His basic claim, then, is that there is no way of making precise the statement of transitivity above in such a way as to render it consistent with the weak version of transparency that he thinks should count as a truism or platitude. …
Marc Lewis, The Biology of Desire: Why Addiction Is Not a Disease (Public Affairs, 2016)
It is my pleasure to introduce the latest in our series of symposia on papers from the journal Neuroethics. The focus of the current symposium is a forthcoming special issue of Neuroethics on Marc Lewis‘s book The Biology of Desire: Why Addiction Is Not a Disease (PublicAffairs, 2016). …
Chapter 6 of Idealism and Christian Theology is “On the Corruption of the Body: A Theological Argument for Metaphysical Idealism” by S. Mark Hamilton. This is easily the best essay in the collection so far, and the most directly focused on the central issues the volume purports to address. …
The capacity for “mindreading” is understood in philosophy
of mind and cognitive science as the capacity to represent, reason
about, and respond to others’ mental states.
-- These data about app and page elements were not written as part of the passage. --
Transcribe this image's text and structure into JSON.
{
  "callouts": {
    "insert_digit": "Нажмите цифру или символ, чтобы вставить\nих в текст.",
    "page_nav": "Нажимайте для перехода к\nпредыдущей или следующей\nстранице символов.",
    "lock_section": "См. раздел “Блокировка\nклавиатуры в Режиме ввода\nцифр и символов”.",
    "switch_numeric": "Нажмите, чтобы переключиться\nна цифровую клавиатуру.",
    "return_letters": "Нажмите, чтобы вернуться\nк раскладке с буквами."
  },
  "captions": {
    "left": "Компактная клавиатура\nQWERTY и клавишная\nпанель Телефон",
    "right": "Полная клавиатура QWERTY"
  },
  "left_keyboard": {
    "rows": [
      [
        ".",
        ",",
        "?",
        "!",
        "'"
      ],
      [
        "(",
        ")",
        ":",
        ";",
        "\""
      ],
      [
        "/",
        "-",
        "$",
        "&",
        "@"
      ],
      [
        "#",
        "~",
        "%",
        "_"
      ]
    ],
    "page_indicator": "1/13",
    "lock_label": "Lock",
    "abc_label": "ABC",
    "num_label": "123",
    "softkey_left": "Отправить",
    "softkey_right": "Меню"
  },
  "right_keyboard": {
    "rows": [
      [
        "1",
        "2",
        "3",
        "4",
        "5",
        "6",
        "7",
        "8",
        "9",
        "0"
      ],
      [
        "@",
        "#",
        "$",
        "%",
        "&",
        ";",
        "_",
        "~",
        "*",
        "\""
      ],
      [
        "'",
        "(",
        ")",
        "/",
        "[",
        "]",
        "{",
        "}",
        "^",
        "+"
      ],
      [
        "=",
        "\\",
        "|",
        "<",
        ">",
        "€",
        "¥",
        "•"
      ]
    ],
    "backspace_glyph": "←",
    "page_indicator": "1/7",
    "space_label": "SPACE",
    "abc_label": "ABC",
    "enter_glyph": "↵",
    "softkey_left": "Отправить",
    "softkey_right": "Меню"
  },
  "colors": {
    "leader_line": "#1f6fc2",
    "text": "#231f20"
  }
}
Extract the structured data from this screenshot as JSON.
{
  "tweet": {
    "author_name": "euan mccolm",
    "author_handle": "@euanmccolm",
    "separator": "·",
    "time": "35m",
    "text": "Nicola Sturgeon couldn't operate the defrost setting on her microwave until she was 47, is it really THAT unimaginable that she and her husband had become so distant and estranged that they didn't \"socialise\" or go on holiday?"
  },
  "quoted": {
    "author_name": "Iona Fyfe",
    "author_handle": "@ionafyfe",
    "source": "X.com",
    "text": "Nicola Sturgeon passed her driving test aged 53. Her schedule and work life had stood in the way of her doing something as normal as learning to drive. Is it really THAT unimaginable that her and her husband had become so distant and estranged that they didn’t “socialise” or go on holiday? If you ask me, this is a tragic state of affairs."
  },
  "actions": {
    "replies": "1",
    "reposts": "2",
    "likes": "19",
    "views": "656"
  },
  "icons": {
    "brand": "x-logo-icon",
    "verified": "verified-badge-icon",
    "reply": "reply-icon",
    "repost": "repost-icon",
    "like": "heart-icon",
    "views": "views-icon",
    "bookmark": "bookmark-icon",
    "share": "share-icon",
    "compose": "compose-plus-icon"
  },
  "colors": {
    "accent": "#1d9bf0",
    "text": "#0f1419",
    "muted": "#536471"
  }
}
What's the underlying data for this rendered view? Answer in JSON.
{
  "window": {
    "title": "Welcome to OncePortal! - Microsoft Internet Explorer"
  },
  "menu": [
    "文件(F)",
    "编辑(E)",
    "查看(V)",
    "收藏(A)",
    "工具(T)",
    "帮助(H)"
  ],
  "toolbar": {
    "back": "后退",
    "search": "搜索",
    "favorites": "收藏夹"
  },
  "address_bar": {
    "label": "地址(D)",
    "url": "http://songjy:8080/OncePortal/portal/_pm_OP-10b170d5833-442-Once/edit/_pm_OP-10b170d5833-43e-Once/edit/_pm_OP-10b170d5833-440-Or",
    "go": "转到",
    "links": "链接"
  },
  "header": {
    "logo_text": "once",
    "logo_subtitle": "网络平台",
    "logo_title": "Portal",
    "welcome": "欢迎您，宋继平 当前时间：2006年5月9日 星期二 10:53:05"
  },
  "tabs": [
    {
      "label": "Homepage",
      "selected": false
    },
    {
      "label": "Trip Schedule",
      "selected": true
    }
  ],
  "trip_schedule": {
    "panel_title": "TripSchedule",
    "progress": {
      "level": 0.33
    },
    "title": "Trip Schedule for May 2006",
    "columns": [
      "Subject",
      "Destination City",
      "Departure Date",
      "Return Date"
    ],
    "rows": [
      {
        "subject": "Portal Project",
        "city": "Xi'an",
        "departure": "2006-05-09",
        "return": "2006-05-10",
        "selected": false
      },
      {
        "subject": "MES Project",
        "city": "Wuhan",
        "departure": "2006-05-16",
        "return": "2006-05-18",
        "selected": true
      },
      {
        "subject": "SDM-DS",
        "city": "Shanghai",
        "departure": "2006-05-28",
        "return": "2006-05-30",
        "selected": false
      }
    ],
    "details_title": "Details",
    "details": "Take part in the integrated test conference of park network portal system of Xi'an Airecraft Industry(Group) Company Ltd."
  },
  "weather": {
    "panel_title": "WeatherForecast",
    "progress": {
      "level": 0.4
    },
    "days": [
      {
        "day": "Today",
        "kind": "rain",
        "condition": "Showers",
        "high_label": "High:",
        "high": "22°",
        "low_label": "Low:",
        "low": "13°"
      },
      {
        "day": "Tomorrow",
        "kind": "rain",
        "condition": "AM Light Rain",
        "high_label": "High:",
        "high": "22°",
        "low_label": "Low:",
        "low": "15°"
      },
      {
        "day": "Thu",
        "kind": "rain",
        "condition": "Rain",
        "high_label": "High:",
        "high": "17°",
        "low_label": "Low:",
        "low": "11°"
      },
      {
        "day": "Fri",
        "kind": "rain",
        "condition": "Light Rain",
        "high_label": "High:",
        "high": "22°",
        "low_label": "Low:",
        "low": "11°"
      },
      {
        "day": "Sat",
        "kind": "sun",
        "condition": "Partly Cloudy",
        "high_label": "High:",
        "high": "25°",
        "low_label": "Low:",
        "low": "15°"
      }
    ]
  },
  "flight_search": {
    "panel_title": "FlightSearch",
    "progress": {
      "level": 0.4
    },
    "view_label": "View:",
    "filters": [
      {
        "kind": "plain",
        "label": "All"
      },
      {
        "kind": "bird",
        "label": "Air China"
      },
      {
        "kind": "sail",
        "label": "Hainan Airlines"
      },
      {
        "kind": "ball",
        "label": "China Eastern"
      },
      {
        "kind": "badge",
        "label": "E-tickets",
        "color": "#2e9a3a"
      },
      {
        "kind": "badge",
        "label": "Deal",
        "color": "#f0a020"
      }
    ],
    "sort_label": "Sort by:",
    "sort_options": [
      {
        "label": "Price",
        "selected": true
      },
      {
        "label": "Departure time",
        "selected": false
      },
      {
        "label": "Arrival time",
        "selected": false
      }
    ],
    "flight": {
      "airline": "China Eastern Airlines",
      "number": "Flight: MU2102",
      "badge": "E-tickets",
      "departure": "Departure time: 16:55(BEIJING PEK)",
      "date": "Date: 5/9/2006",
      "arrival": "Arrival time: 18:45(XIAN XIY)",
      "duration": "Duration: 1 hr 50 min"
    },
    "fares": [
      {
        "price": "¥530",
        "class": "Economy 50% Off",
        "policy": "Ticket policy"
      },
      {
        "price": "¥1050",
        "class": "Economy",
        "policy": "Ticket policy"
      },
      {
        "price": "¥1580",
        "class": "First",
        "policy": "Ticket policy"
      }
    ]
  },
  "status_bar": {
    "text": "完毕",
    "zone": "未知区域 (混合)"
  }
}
Essentially the
same capacity is also known as “folk psychology”,
“Theory of Mind”, and “mentalizing”. An
example of everyday mindreading: you notice that Tom’s
fright embarrassed Mary and surprised Bill,
who had believed that Tom wanted to try
everything. Mindreading is of crucial importance for our social life:
our ability to predict, explain, and/or coordinate with others’
actions on countless occasions crucially relies on representing their
This chapter starts from a puzzle. Realism about X is often glossed as the idea that Xs are mind independent: Xs exist, and have their nature, independently of our beliefs, interests, attitudes, or other mental states. Xs are, in a sense ‘out there’, getting on with it independently of our mental life. If this is right, how should we understand realism about cognitive science? Mental processes and states are not mind independent: they don’t take place independently of our beliefs, interests, attitudes, or other mental states. Hence, it seems that we cannot be realists about them. Nevertheless, in line with other areas of philosophy of science, there seems scope for asking the realist question about the posits of cognitive science even if those posits make up our mental life. But unless we state realism differently, there is no way to sensibly ask the realist question about cognitive science. In this paper, I explore the right way to state realism about cognitive science. I introduce three different types of mind dependence and evaluate their merit to stating realism about cognitive science.
Since its introduction, multivariate pattern analysis (MVPA), or “neural decoding”, has 8 transformed the field of cognitive neuroscience. Underlying its influence is a crucial inference, 9 which we call the Decoder’s Dictum: if information can be decoded from patterns of neural activity, then this provides strong evidence about what information those patterns represent. Although the Dictum is a widely held and well-motivated principle in decoding research, it has received scant philosophical attention. We critically evaluate the Dictum, arguing that it is false: decodability is a poor guide for revealing the content of neural representations. However, we also suggest how the Dictum can be improved on, in order to better justify inferences about neural representation using MVPA.